Reverend Al Sharpton led his "National Day of Decency Initiative" yesterday (August 7), a protest event that took place in more than 20 cities across the United States, singling out "degrading" rap lyrics.
Cities that held major protests included New York, Houston, Los Angeles, Richmond, Jacksonville, Chicago and Detroit.
Sharpton led a group of almost 100 protesters in Detroit to capitalize on the city's fame as a once-thriving musical metropolis, where he protested the use of the words "n***a" "b***h" and "Ho."
"I'm here in Motown in Detroit as a symbol of when music was not denigrating and was entertaining," Sharpton said.
Over 200 people protested in Times Square, calling for the divestment of almost $3.5 billion in public pension funds invested in record labels that don't comply with the banning of the words.
"The opposition has tried to use the argument of free speech, but they don't have the freedom to use peoples' pension funds against their own will and interest," Sharpton said from Detroit.
In North Houston, Bishop James Dixon II led a protest group of over 200 people in front of the Soundwaves Record Store.
Dixon also criticized the record labels and called a standard of "decency" to be set.

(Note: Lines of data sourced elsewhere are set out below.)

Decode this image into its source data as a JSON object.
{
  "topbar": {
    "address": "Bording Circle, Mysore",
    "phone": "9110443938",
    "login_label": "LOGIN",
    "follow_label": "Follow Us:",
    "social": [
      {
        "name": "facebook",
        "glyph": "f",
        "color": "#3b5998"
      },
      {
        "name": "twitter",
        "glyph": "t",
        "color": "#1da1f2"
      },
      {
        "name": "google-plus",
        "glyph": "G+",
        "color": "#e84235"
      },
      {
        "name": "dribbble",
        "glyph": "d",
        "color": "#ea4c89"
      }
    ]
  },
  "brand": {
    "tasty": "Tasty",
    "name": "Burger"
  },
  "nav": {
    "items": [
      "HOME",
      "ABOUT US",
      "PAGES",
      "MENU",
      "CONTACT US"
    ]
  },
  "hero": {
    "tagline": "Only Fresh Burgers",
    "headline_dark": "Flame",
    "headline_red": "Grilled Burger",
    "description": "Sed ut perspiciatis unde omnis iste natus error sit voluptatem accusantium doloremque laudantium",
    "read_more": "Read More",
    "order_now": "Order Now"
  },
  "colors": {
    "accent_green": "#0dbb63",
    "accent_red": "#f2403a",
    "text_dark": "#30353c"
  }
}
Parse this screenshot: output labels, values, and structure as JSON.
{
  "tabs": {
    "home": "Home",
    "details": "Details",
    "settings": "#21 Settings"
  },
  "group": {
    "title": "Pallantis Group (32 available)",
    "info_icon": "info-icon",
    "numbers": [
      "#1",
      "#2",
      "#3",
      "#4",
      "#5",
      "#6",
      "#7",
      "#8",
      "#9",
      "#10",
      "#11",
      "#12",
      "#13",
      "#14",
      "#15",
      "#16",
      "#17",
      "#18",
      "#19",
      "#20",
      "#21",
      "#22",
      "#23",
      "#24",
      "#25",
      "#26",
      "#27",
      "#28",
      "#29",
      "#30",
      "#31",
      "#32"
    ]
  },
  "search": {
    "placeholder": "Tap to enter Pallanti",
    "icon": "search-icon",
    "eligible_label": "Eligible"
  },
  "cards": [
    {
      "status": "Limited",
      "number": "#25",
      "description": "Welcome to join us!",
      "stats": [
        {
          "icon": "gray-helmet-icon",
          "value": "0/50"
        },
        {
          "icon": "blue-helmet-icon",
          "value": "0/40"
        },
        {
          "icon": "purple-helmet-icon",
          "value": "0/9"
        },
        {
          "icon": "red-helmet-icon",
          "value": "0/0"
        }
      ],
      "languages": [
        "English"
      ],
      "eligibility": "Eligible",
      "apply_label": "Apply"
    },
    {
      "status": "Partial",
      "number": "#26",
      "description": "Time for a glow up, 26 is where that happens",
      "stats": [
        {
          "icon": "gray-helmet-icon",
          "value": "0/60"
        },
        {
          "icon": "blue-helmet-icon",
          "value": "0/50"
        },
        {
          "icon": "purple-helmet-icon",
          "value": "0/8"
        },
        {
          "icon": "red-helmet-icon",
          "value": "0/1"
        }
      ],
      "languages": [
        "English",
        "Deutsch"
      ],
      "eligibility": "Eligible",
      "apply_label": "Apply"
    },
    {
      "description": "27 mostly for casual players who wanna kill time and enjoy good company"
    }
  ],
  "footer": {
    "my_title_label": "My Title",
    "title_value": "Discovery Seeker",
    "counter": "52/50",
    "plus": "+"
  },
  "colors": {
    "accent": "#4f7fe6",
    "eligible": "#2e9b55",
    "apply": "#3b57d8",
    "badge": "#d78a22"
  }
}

"Let's reconsider this powerful medium and use that positively," Dixon told the crowd. "We're all in this together, let's use this as a powerful platform to encourage responsible, safe sex and respect for elders and women."